When we think of kindness, we generally think about it in general terms of being nice to those around us. However, once we examine the Greek, the definition of chrestotes is broadened considerably. So let’s take a look. In addition to being nice, another word associated with kindness is benignity. This word expands the meaning to include tolerance towards others, so the thinking is for the children of God, we exhibit kindness EVEN when it requires tolerance of another person. Sure kindness to nice people is very easy, it is kindness to those whom we must tolerate that makes it challenging. I always try to find the place where the road divides between what God expects from us as his children, and the ways of the world; this certainly can be regarded as one of those considerations. Here’s another from the Greek that challenges us- moral goodness. When you think of kindness, does moral goodness come to mind? So to be kind for us is not enough. Without the element of moral, our goodness is no different than what is expected from the world. Lastly, to add to moral goodness another similar thought can be seen in the final definition of Chrestotes, the word “integrity,” which is defined as the quality of being honest and having strong moral principles; moral uprightness. It is easy to see where God is leading us with this, and what he expects of our level of kindness. Once again as in all we exhibit, this is another demonstration within our character that resembles our heavenly father. Therefore simply put, to see the fruit alive in us, is to see God. Blessings.
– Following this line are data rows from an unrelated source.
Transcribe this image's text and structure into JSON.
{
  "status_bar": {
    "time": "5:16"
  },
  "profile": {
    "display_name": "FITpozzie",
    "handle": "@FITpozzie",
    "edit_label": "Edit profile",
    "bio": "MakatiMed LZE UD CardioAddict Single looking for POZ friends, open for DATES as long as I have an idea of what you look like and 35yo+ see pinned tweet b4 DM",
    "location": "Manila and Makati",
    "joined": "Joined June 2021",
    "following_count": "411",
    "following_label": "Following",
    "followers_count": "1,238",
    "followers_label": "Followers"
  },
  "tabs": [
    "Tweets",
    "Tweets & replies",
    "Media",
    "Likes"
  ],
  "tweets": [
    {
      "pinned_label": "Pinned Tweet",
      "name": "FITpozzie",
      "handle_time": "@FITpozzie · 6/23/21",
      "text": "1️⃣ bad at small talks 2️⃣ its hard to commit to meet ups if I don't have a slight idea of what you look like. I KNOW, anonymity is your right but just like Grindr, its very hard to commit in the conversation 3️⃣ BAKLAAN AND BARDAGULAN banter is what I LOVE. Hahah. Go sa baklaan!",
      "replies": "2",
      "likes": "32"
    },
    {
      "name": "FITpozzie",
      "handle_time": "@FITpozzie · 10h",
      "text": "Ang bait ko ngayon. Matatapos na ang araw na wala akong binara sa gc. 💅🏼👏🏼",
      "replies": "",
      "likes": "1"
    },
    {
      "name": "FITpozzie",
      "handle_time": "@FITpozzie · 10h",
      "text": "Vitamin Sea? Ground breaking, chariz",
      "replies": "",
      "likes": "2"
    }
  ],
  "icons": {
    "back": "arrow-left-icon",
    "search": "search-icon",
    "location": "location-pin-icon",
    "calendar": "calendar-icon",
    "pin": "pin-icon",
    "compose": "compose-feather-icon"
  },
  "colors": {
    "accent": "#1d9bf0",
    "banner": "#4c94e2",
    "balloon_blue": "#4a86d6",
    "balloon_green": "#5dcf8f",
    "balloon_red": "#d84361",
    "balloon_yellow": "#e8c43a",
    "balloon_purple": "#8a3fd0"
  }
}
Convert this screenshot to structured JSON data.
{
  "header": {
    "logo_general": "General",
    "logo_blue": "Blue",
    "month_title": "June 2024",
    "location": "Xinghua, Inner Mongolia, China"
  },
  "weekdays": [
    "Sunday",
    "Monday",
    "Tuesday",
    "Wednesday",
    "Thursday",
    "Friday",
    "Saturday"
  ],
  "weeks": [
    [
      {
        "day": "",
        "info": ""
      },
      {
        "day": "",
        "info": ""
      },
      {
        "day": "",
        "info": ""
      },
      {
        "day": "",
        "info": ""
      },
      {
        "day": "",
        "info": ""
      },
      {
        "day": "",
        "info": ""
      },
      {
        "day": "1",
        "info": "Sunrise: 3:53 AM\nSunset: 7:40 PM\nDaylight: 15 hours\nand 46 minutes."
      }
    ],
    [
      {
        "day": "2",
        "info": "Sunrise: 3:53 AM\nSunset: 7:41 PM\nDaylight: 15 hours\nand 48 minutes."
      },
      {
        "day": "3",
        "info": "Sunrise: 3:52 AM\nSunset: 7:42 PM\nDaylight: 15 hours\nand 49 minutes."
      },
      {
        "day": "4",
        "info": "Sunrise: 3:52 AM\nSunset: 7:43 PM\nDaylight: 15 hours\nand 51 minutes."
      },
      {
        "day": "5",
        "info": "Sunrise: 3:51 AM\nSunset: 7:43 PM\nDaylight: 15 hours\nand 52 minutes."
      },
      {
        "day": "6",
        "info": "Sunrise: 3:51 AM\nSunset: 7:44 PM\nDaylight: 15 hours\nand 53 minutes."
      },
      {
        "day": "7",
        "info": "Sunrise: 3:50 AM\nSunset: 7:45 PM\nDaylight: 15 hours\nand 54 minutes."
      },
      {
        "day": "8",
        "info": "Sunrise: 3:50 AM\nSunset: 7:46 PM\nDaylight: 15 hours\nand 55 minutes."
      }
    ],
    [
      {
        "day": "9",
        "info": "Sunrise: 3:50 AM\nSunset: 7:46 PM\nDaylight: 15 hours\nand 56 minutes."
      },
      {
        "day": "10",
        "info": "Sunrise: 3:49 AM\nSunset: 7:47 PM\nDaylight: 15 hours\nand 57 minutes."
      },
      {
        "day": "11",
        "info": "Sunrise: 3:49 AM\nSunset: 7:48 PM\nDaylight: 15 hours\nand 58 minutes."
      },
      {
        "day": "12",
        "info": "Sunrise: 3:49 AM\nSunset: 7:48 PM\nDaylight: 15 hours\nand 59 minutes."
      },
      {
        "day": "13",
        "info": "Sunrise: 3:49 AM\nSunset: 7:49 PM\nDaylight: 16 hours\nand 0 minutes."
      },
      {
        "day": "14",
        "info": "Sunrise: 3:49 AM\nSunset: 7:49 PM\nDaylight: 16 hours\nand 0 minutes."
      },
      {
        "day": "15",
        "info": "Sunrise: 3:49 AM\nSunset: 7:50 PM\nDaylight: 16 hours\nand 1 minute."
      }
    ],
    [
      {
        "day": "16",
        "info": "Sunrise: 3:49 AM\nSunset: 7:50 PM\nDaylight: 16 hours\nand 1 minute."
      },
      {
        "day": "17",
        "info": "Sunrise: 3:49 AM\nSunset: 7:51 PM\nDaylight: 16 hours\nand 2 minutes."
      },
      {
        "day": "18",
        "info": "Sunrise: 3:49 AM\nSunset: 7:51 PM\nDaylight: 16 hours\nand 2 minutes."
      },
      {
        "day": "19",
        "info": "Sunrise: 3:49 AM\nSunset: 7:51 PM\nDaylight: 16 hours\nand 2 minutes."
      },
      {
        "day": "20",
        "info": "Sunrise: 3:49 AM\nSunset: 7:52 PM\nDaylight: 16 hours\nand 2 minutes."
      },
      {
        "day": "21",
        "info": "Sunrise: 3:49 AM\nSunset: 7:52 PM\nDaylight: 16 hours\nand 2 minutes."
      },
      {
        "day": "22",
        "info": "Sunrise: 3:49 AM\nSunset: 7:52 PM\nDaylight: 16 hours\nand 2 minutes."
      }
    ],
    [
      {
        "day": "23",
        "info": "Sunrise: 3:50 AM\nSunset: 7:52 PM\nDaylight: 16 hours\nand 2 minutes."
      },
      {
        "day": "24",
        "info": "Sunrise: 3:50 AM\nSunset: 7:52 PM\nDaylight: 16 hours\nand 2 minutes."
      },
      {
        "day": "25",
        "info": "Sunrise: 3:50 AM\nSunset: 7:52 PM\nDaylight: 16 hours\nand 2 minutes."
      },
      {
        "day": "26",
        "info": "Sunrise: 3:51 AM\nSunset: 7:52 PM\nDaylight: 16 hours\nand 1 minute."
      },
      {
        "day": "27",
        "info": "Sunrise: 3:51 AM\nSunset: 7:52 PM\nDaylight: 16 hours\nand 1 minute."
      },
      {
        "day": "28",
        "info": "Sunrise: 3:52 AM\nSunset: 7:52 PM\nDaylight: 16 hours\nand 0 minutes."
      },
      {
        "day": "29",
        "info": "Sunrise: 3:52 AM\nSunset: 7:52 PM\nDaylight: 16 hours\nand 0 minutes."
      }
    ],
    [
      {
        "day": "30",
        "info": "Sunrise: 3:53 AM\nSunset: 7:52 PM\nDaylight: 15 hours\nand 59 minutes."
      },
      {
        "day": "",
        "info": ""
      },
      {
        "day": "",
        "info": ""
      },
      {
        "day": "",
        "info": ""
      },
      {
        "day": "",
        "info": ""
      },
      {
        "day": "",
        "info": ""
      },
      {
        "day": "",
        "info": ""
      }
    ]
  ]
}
At one time, I wondered why patience made the fruit of the spirit list. It doesn’t spread itself out like love, nor does it exude the presence of peace. As my youth began to flee and I began to embrace middle age, the wisdom of God concerning patience gripped me, and it became abundantly clear why he uses patience as one of the attributes to define the children of God. Most of us have heard the cry “I want patience and I want it now.” Patience anchors our self discipline. Without patience, never could we peer into the eyes of self control. I have come to realize patience has an IMPORTANT work to do in us. It is patience that frames us, as we take time to help a person in need. It is patience that calms us in the face of an irate obscene loud speaking person. It is patience that fuels our tolerance of one another in difficult moments. It was patience that we witnessed as we observed Jesus with the leper, the woman at the well, the woman caught in adultery, and in every situation. It’s patience at work that keeps us from blowing our stacks, losing our cool, and flying off at the handle. I am convinced we need to pray for MORE patience- an abundant amount of patience, so we can stoically stand in the face of any and everything, with the light of Jesus shining through us, as we humbly point to the old rugged cross. Patience is quiet. It does not bring attention to itself. When was the last time someone took your patience temperature? Who was it? A mate? Another driver? A slow cashier when you were in a hurry? Patience is always there to remind us to slow down and live one moment at a time, so we can see those in need around us. I have more that I will say next week. Until then, be patient. Blessings.
When Jesus said, “Blessed are the peacemakers” in the sermon on the mount, he called his followers to the high ground of peace. I call this high ground because peace is not always the preferred ground, but is always the holy ground. The peace living in us is from God, and it, like the other manifestations of the fruit of the spirit, is regarded as another identifier of the people of God.
The challenge of peace is often our stubborn wills, egos and pride. To the world, the position of peace is seen as weak, however in the face of anger and hostility, peace is much stronger. Anyone can lose their cool and express their anger, but it takes great fortified spiritual strength to walk the way of peace in the presence of hostility.
One of the most beautiful demonstrations of this peace was the actions of Jesus, beginning in the garden, all the way to the cross. In every moment, he powerfully displayed a peace beyond all normal human understanding.
The apostle Paul further clarifies our walk, when he wrote these words in Romans 12:18, ”If it is possible, as far as it depends on you, live at peace with everyone.” Understanding peace is not always possible within the other person, he says, “as far as it depends on you” live at peace with everyone. This week, seek peace. Speak peace. Establish peace. Allow peace to live in your heart, and be in peace. Blessings.
The bible tells us that Joy is another hallmark of the life of a follower of Jesus Christ. Joy is the attribute that is often confused with happiness. Although there is an outward resemblance, the similarity ends there. Happiness is what the world is most familiar with because it is a reaction (in the head) to external stimulus, therefore it is a controllable emotion. In contrast, joy is a much deeper emotion, generated from an entirely different place. The roots of joy are found in the grateful heart of a person, because of our redemption at the cross of Jesus; and the active work of the Holy Spirit in us. When God manifests himself, the joy we experience overtakes our emotions as uninhibited exuberance; springing out of a heart overwhelmed by the goodness of our God.
I believe God uses this joy so the world can see him alive in us. If that is the case, what happens when we allow life to steal our joy? You guessed it, we have put a basket over the light of our hearts and the world walking in darkness -remains in darkness. As you go about your daily activities this week, pause to take your “joy temperature” often. If our countenance does not point to an awesome God, then we need to ask ourselves what are we pointing to. Blessings.